_Work item_
Read the listing and extract each line that includes the word "JSON".

_Extracted material_
============
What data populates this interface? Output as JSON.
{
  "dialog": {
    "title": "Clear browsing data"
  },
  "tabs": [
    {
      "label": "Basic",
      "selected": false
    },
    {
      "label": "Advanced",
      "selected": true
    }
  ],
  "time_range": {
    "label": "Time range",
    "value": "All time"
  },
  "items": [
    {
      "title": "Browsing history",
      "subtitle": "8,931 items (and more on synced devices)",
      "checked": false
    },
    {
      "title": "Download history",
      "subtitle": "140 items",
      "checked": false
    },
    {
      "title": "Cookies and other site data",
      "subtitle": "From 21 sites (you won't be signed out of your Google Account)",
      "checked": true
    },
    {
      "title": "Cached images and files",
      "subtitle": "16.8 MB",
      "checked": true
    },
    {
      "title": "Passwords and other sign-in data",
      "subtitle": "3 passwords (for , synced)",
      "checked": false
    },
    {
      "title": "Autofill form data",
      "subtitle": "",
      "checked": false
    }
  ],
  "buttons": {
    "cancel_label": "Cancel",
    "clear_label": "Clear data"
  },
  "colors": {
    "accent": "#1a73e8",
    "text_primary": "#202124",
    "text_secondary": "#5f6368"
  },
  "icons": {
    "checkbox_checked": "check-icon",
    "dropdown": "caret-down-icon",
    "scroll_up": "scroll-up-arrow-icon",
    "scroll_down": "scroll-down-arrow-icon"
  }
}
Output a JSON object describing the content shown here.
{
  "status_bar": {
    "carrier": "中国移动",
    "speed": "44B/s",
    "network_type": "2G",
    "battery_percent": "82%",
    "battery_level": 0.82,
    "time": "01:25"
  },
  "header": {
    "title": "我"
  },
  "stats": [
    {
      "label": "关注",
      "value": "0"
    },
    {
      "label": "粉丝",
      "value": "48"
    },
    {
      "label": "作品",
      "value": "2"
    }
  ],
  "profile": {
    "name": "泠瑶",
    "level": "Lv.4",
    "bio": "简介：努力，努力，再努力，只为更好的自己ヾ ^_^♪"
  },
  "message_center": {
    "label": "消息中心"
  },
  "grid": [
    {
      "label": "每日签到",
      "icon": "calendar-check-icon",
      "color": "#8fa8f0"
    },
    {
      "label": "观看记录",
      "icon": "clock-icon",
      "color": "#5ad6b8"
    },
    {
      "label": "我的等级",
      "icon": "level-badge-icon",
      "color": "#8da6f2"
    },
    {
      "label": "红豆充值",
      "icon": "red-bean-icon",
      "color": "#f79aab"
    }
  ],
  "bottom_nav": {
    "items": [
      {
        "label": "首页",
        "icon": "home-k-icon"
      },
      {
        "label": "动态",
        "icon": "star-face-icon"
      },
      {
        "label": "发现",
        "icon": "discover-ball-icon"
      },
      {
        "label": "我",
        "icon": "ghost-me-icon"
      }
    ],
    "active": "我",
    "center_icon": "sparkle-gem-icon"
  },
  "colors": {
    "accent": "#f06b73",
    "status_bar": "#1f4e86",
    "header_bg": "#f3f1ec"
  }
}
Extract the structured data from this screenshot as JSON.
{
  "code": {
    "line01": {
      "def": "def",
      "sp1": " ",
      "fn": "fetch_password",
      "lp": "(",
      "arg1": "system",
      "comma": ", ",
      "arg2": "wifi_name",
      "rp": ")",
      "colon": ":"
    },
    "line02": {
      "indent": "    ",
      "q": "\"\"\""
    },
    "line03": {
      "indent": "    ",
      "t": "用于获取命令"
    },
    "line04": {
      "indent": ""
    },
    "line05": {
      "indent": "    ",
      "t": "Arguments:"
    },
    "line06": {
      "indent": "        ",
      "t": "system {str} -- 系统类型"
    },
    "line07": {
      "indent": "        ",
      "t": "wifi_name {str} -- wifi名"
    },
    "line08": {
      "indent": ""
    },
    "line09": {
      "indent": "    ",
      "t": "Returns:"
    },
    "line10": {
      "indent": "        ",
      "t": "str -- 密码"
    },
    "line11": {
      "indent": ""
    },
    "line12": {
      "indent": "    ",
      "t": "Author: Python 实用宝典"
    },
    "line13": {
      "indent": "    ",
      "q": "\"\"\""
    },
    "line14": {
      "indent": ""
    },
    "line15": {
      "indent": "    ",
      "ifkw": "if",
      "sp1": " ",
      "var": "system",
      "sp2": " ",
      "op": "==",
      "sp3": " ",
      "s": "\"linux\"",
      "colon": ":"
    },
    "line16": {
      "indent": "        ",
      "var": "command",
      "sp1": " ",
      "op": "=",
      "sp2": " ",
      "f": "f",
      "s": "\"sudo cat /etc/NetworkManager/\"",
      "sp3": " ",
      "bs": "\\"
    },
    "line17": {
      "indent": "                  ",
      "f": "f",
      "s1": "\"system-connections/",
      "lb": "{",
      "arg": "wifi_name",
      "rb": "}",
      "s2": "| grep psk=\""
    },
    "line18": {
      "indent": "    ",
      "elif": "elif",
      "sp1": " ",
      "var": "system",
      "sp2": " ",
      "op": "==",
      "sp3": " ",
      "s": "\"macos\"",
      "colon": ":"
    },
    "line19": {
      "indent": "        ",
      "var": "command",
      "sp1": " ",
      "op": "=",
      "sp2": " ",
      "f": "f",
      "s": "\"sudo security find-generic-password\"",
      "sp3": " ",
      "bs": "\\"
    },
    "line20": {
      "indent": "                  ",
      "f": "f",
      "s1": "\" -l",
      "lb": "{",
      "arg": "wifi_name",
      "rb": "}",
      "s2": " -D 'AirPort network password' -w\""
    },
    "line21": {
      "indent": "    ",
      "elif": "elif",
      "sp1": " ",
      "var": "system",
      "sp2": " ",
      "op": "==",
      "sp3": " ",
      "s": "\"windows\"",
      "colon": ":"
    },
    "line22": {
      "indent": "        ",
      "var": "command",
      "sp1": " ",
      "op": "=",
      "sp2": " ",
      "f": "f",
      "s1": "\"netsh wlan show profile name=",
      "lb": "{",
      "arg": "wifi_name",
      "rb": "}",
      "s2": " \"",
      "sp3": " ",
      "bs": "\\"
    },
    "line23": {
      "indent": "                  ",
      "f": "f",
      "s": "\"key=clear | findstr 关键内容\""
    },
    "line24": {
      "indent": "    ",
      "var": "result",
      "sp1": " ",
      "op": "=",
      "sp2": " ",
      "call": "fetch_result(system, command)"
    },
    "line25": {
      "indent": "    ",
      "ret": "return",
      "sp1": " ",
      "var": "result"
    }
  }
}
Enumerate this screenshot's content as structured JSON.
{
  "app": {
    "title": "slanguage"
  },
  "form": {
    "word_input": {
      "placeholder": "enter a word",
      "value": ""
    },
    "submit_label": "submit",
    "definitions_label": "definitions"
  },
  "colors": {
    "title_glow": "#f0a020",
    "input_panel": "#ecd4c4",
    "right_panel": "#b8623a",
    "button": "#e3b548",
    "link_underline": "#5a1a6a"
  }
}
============
_Result of the exercise_
What data populates this interface? Output as JSON.
Output a JSON object describing the content shown here.
Extract the structured data from this screenshot as JSON.
Enumerate this screenshot's content as structured JSON.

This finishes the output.